Peer Support is an extremely effective and evidence-based mental health service that uses a person’s lived experience to help others in their recovery. This blog is part of a series that will take a deeper look at what it means to work as a Peer Support Professional and how to adhere to the ethical guidelines created by the National Association of Peer Supporters (NAPS).
For this blog, we will be focusing on the guideline that states peer support is transparent.
Why is this guideline important?
We have all been there at one time or another – whether it’s when we are filing taxes, signing a lease, or even visiting the doctor. While trying to gain access to necessities like housing or health care, we are often met with complicated legal language or policy conversations. Despite whatever purpose the language may serve, it can make things seem more confusing or even intimidating rather than supportive when it comes to having our needs met. While more organizations are finding ways of working transparently with the communities they serve, there is still a lot that needs to be done in order to support individuals in making informed decisions based on clear communication.
Peer Support Professionals can be a wonderful source of supportive transparency. First off, having lived experience of what it’s like to navigate through certain systems or resources can help Peer Support Professionals “pull back the curtain” for other’s who may be seeking similar resources. But perhaps most importantly, Peer Support Professionals should always strive to be a source of transparency through their own work by using clear and understandable language, being open about what they can do in their role, and using what NAPS calls a “humanistic manner.”
A humanistic approach is the belief that each person is uniquely valuable and that they will be best supported through genuine person-to-person relationships. Genuine relationships cannot be established through complicated language or confusing policies. By engaging in the value of being transparent with others, Peer Support Professionals can achieve this kind of connection in order to support others in their recovery. And there are so many different ways this can be done.
What does this guideline look like in practice?

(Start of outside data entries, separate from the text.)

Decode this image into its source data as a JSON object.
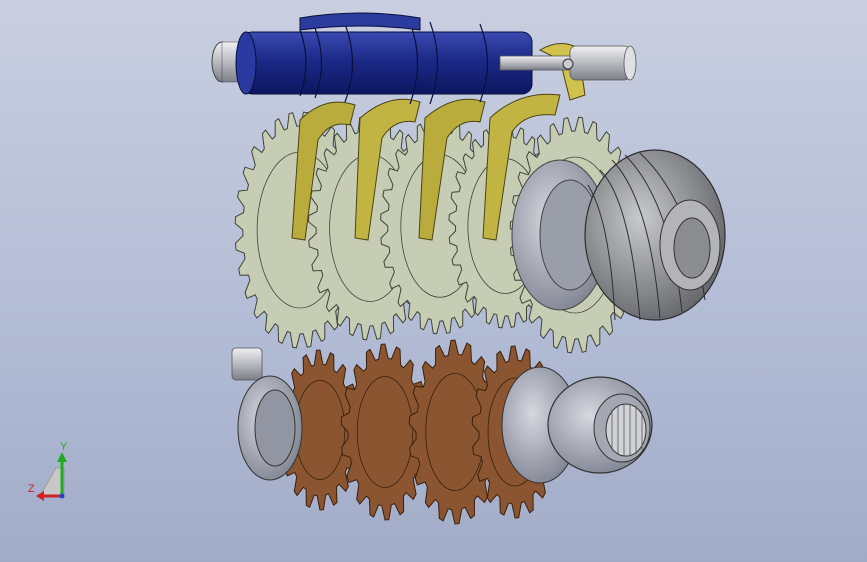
{
  "viewport": {
    "background_top": "#c9cfe0",
    "background_bottom": "#a2acc8"
  },
  "model": {
    "components": [
      {
        "name": "shift-drum",
        "color": "#1c2a88"
      },
      {
        "name": "shift-forks",
        "color": "#b9ab3c"
      },
      {
        "name": "output-shaft-gears",
        "color": "#c7cdb4"
      },
      {
        "name": "bevel-pinion",
        "color": "#8d8f94"
      },
      {
        "name": "input-shaft-gears",
        "color": "#8a5530"
      },
      {
        "name": "hubs-and-bearings",
        "color": "#a8acb8"
      }
    ]
  },
  "triad": {
    "y_label": "Y",
    "z_label": "Z",
    "x_color": "#cc2222",
    "y_color": "#22aa22",
    "z_color": "#2244cc"
  }
}
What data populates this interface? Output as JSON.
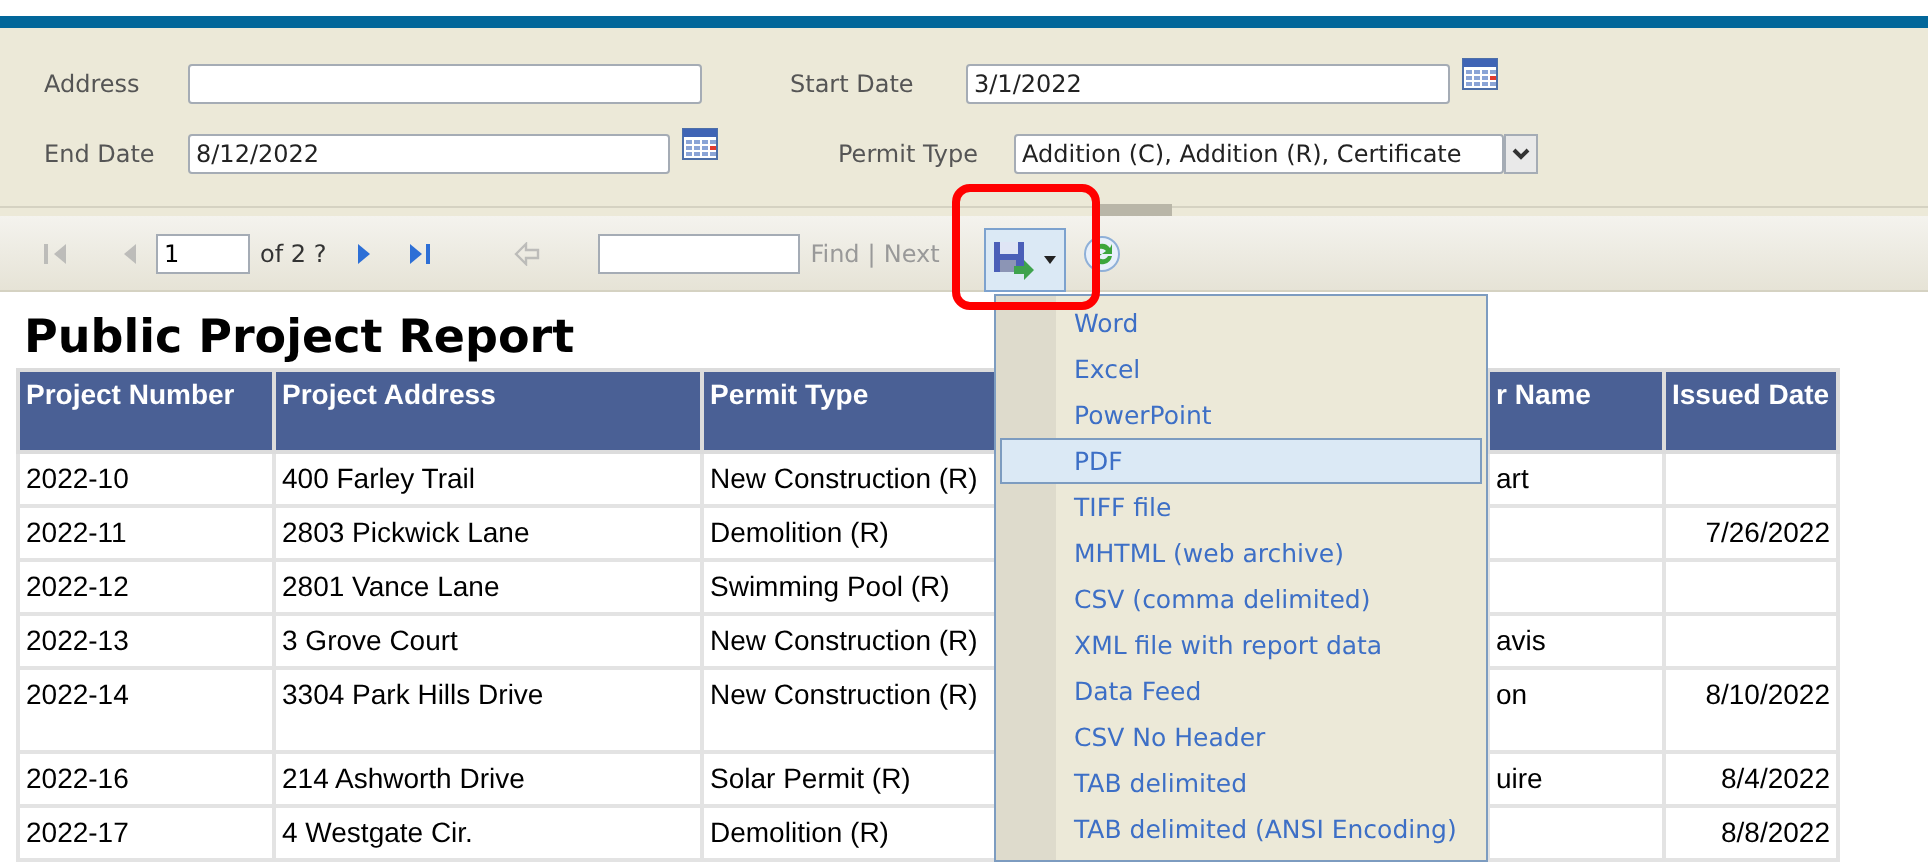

When working with someone new, one of the first things you should try to do as a Peer Support Professional is explain a little bit about your role and the kind of support you can provide. There will always be opportunities later on to expand on what a Peer Support Professional can do, so there isn’t a need to dive too deeply in your first meeting. Especially if the person you are working with needs immediate support or has a limited amount of time. However, there are certainly a number of things that can be helpful for a person to know at the start of the supportive relationship:
- Let them know that as a Peer Support Professional, you are a person with lived experience.
- Clarify that your role as a Peer Support Professional is different from a provider role like a case manager or a therapist and spell out some of those differences.
- List any policies and procedures that you as a Peer Support Professional must adhere to like privacy and confidentiality, especially if they provide information to you that must be shared with others.
- Inform them of any other specific organizational rules or procedures that you have to follow as an employee (i.e. time limits or mandated reporting) that will impact your relationship.
Giving a brief explanation of what a Peer Support Professional can do and the rules you have to follow at the start of your work together allows a person to make informed decisions about how they’d like to move forward. Additionally, if clear expectations are set and understood by all, you will both feel a lot more comfortable as you communicate and build your supportive partnership.
As your journey together continues or as you work with other people, remember to continually strive for that same level of mutual understanding and transparency. For example, always try to use clear plain language, rather than clinical language or other kinds of medical jargon. This can not only help further the distinction between providers and Peer Support Professionals, but it can also make sure you are both on the same page when discussing things like wellness tools or recovery program options.
How to use this guideline moving forward
While recovery can be an incredibly empowering experience, it is not without its challenges that may leave someone feeling lost. It can also be especially easy to feel disoriented by systems that are designed to support us on that journey but might be confusing to engage with. By following this guideline of transparency, Peer Support Professionals can provide a kind of clarity and humanness that not only promotes a stronger human connection, but also allows others the opportunity to take charge of their recovery journey.